So let me tell you about my teenage Sunday mornings.  Pretty much every week, our family was up by 7:30 and out the door and off to church by 9 in time for my brothers to make their alkalite call. I  can't say this didn't happen without a grumble or two from the teenager peanut gallery.  But now, I really cherish the reasons behind this weekly rhythm which still beats in my brothers and me today.

From about 6 pm on Saturday, Baba would remind us that the next morning we'd be getting ourselves and the house "brim a brober, bright and early" because we just never knew who'd show up at church. Baba always has had trouble pronouncing his "p's".  Our home's doors would be open for post-liturgical lunch and good long visits.

Baba's friends from the old country had kids studying at universities in LA.  They'd be welcome and well-fed.

My parents' besties, Auntie Evette and Uncle Walter- a sweet Lebanese couple from Brazil might want to stop by for a bite and a chat.

Or maybe the priest and his wife and kids could come over for an afternoon coffee.

And sometimes it was just the 5 of us and Taita who lived next door to the church in the Senior Center.  She'd come home to suburbia with us on Sundays and stay 'til dad drove her back to her apartment a few days later.

And on most sunny Sunday afternoons in LA, the grill would flip open and Baba would be revved to cook up the flavors that lived in his memory.  His specialty... Kafta and Djej (chicken) on the grill.  To this day, he tells us the trick is in the quality of the spices you use.

I now realize... it's about the meal because it is simply delicious, yes. But more importantly, it is that Sunday afternoons are set aside for fellowship, family and community.  It's about the after worship visits.  Under the shade of the trellaced grapevine. Just as we did in our backyard in the foothills outside of LA, Sunday after Sunday. And just as it is back home in Dar'aoun Village at our dear friends, Frannie and Alexi's place ... with a majestic view of the Mediterranean and the Shrine of Our Lady of Lebanon. 

This rhythm ... it's this.

Ancestry. Food. Love. 

Sahtain! To you Health and to Hope!  



2 lbs ground beef
½ lb ground lamb (optional)
½ cup finely chopped or grated onion
¼ cup finely minced parsley
¼ cup finely minced mint
1 tbsp sea salt
2 tbsp Soul Roots Kafta Spice
1 tsp Soul Roots Sumac 

10 medium skewers if making Kafta

Mix all ingredients well and form into hamburger patties or kafta kebabs on pre-soaked bamboo or metal skewers.

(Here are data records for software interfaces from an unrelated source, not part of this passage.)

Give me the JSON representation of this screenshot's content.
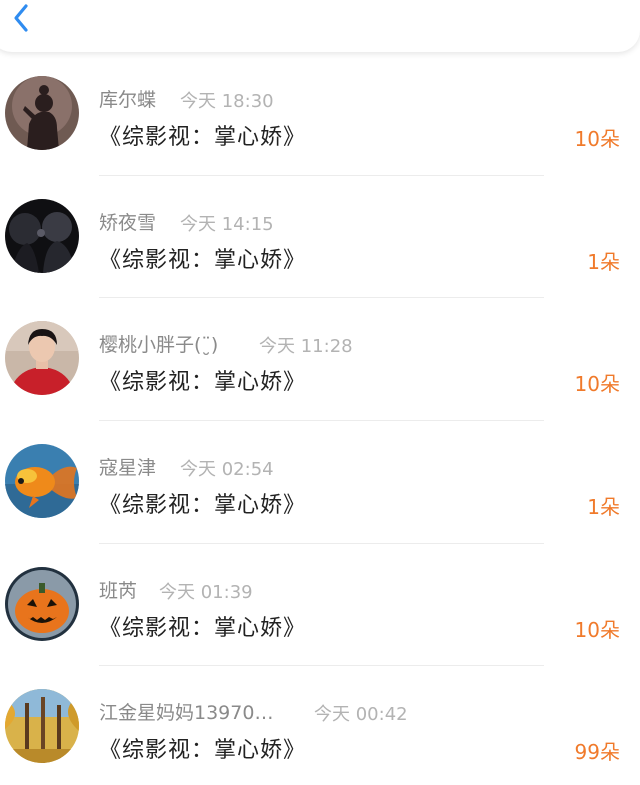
{
  "header": {
    "back_icon": "chevron-left-icon",
    "accent_color": "#2f8cf0"
  },
  "records": [
    {
      "name": "库尔蝶",
      "time": "今天 18:30",
      "title": "《综影视：掌心娇》",
      "amount": "10朵",
      "avatar": "silhouette-avatar"
    },
    {
      "name": "矫夜雪",
      "time": "今天 14:15",
      "title": "《综影视：掌心娇》",
      "amount": "1朵",
      "avatar": "couple-avatar"
    },
    {
      "name": "樱桃小胖子(¨̮)",
      "time": "今天 11:28",
      "title": "《综影视：掌心娇》",
      "amount": "10朵",
      "avatar": "person-avatar"
    },
    {
      "name": "寇星津",
      "time": "今天 02:54",
      "title": "《综影视：掌心娇》",
      "amount": "1朵",
      "avatar": "goldfish-avatar"
    },
    {
      "name": "班芮",
      "time": "今天 01:39",
      "title": "《综影视：掌心娇》",
      "amount": "10朵",
      "avatar": "pumpkin-avatar"
    },
    {
      "name": "江金星妈妈13970…",
      "time": "今天 00:42",
      "title": "《综影视：掌心娇》",
      "amount": "99朵",
      "avatar": "autumn-trees-avatar"
    }
  ],
  "colors": {
    "amount": "#f07a2b",
    "name": "#8a8a8a",
    "time": "#b3b3b3",
    "title": "#222222"
  }
}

Chill for 1 hour before grilling. Brush meat with olive oil. Place on a hot grill and cook well to desired level.  Serve burgers on buns or pita with the works including Laban bil Khiar, fresh green salad and roasted potatoes.